Below are the records; copy each line in which "title" occurs.

(DATASET EXTRACT Opens)

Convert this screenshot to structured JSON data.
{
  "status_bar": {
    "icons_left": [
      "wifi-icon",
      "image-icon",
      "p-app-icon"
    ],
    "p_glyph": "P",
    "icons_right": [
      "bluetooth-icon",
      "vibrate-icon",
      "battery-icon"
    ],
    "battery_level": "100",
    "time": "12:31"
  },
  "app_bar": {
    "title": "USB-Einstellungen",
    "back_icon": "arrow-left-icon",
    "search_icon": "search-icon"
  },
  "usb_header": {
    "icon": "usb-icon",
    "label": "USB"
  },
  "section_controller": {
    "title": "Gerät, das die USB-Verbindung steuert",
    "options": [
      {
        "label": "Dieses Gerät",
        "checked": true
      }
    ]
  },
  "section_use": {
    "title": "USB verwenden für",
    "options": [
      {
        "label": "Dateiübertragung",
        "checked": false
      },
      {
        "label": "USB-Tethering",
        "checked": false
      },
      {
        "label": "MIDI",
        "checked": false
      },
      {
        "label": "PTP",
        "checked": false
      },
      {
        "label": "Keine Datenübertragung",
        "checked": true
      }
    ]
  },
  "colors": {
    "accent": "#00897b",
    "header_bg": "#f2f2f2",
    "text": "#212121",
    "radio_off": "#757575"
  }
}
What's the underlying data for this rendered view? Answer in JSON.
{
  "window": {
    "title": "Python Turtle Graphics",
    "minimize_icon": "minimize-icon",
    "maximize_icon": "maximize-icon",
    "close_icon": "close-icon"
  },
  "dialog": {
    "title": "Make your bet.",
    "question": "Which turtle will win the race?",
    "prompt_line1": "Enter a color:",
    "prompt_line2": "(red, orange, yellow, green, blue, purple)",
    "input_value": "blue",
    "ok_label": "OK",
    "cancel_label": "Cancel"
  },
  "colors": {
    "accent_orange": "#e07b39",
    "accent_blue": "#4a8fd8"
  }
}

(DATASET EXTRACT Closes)

◆ EXERCISE ANSWER:
    "title": "USB-Einstellungen",
    "title": "Gerät, das die USB-Verbindung steuert",
    "title": "USB verwenden für",
    "title": "Python Turtle Graphics",
    "title": "Make your bet.",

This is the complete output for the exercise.